  • Microsoft Teams is an excellent video conference and collaboration solution.  We use Microsoft Teams for inter-office chat and team collaboration on projects.  We also use Teams as a video conference tools for meetings and to delivery our live streaming courses.  There are Windows 10, MacOS, iOS and Android apps for both OneDrive and Teams.  You can access Teams directly from teams.microsoft.com or by logging into Office 365 (above) and clicking the Teams icon.
  • Your Home drive.  When you login to a Windows-based computer, your home drive will automatically mount.  The H: drive is a spot on the server where you can store your own personal files that only you have access to.  In some cases, the primary Documents, Desktop, Photos, etc. directories point to these same folders on the server.  Access to your Home drive can be setup for MacOS users with a quick trip to see the IT Manager.
  • File storage and collaboration is handled by our file servers.  One of the main locations for this is the Staff Drive, which will be mounted automatically when you log in to a Windows-based computer.  For Mac users, please see the IT Manager to get set up.
  • Heritage VPN – this tools provides a way to connect back to the Heritage campus network when you’re off-site.  If you have a Heritage laptop, chances are the VPN configuration is already complete.  All you need to do connect using your Heritage ID.  Feel free to check out the article on Connecting to the Heritage Network using a VPN for more details.

If you need tech support, please email rshouldice@heritagecs.edu or message me on Microsoft Teams.

Our Website (Outlook & Helpdesk)

There are a few easter eggs on our website that act as quick links to important locations.  So, head over to discoverheritage.ca and check out these links.

  • Outlook & Helpdesk – links to these two locations can be found in the footer of the website.  Just head to discoverheritage.ca and scroll all the way to the bottom.  Outlook is a web-based version of Outlook where you can access your Heritage email.  Helpdesk is a page that provides a useful jumping off point to the most important Apps & Tools, including to this Helpdesk site (Salo).
  • myHeritage, Moodle, and Live –  These three links live in the header of every page.  They are located there because they are the most high traffic and timely links that folks look for.

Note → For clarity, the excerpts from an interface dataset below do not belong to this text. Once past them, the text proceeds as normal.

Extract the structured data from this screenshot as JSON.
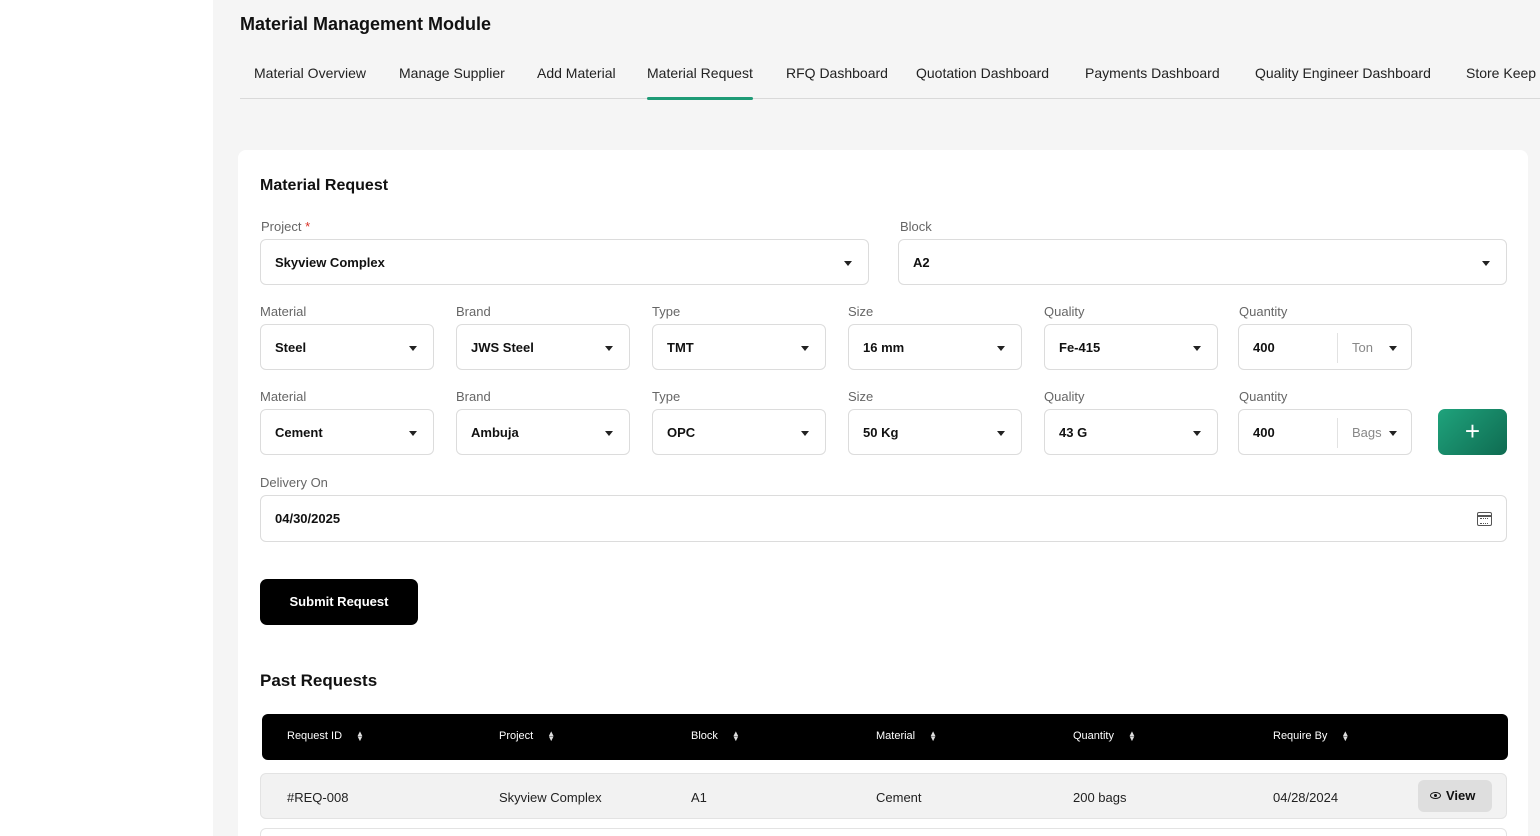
{
  "module_title": "Material Management Module",
  "tabs": [
    {
      "label": "Material Overview",
      "active": false
    },
    {
      "label": "Manage Supplier",
      "active": false
    },
    {
      "label": "Add Material",
      "active": false
    },
    {
      "label": "Material Request",
      "active": true
    },
    {
      "label": "RFQ Dashboard",
      "active": false
    },
    {
      "label": "Quotation Dashboard",
      "active": false
    },
    {
      "label": "Payments Dashboard",
      "active": false
    },
    {
      "label": "Quality Engineer Dashboard",
      "active": false
    },
    {
      "label": "Store Keep",
      "active": false
    }
  ],
  "form": {
    "title": "Material Request",
    "project": {
      "label": "Project",
      "required_mark": "*",
      "value": "Skyview Complex"
    },
    "block": {
      "label": "Block",
      "value": "A2"
    },
    "labels": {
      "material": "Material",
      "brand": "Brand",
      "type": "Type",
      "size": "Size",
      "quality": "Quality",
      "quantity": "Quantity"
    },
    "rows": [
      {
        "material": "Steel",
        "brand": "JWS Steel",
        "type": "TMT",
        "size": "16 mm",
        "quality": "Fe-415",
        "quantity": "400",
        "unit": "Ton"
      },
      {
        "material": "Cement",
        "brand": "Ambuja",
        "type": "OPC",
        "size": "50 Kg",
        "quality": "43 G",
        "quantity": "400",
        "unit": "Bags"
      }
    ],
    "add_button": "+",
    "delivery": {
      "label": "Delivery On",
      "value": "04/30/2025"
    },
    "submit_label": "Submit Request"
  },
  "past_requests": {
    "title": "Past Requests",
    "columns": [
      "Request ID",
      "Project",
      "Block",
      "Material",
      "Quantity",
      "Require By"
    ],
    "rows": [
      {
        "id": "#REQ-008",
        "project": "Skyview Complex",
        "block": "A1",
        "material": "Cement",
        "quantity": "200 bags",
        "require_by": "04/28/2024",
        "action": "View"
      }
    ]
  },
  "icons": {
    "dropdown": "chevron-down-icon",
    "calendar": "calendar-icon",
    "sort": "sort-icon",
    "view": "eye-icon",
    "add": "plus-icon"
  },
  "colors": {
    "accent": "#1e9b76",
    "add_button": "#138a68",
    "header_bg": "#000000",
    "page_bg": "#f5f5f5"
  }
}
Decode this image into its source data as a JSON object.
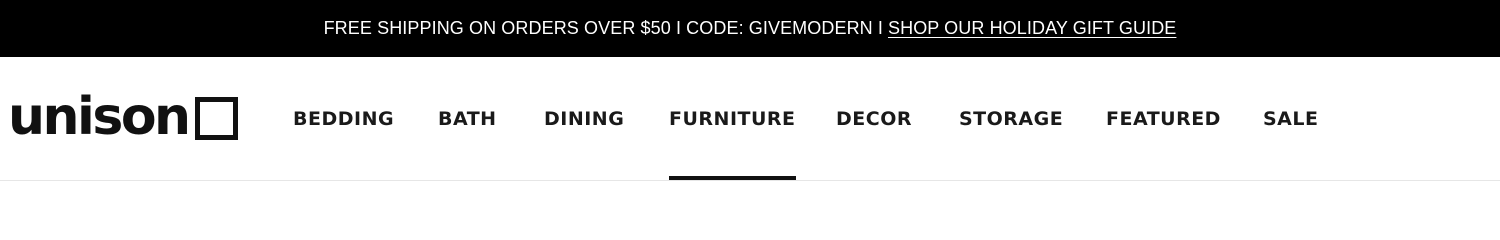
{
  "promo": {
    "text": "FREE SHIPPING ON ORDERS OVER $50 I CODE: GIVEMODERN I",
    "link_label": "SHOP OUR HOLIDAY GIFT GUIDE"
  },
  "logo": {
    "text": "unison"
  },
  "nav": {
    "items": [
      {
        "label": "BEDDING"
      },
      {
        "label": "BATH"
      },
      {
        "label": "DINING"
      },
      {
        "label": "FURNITURE"
      },
      {
        "label": "DECOR"
      },
      {
        "label": "STORAGE"
      },
      {
        "label": "FEATURED"
      },
      {
        "label": "SALE"
      }
    ],
    "active": "FURNITURE"
  }
}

These are useful articles on how to add an email account to a Smartphone (if desired) and how to connect to a printer from any of the Windows 10 workstations.  MacOS users, please see the IT Manager.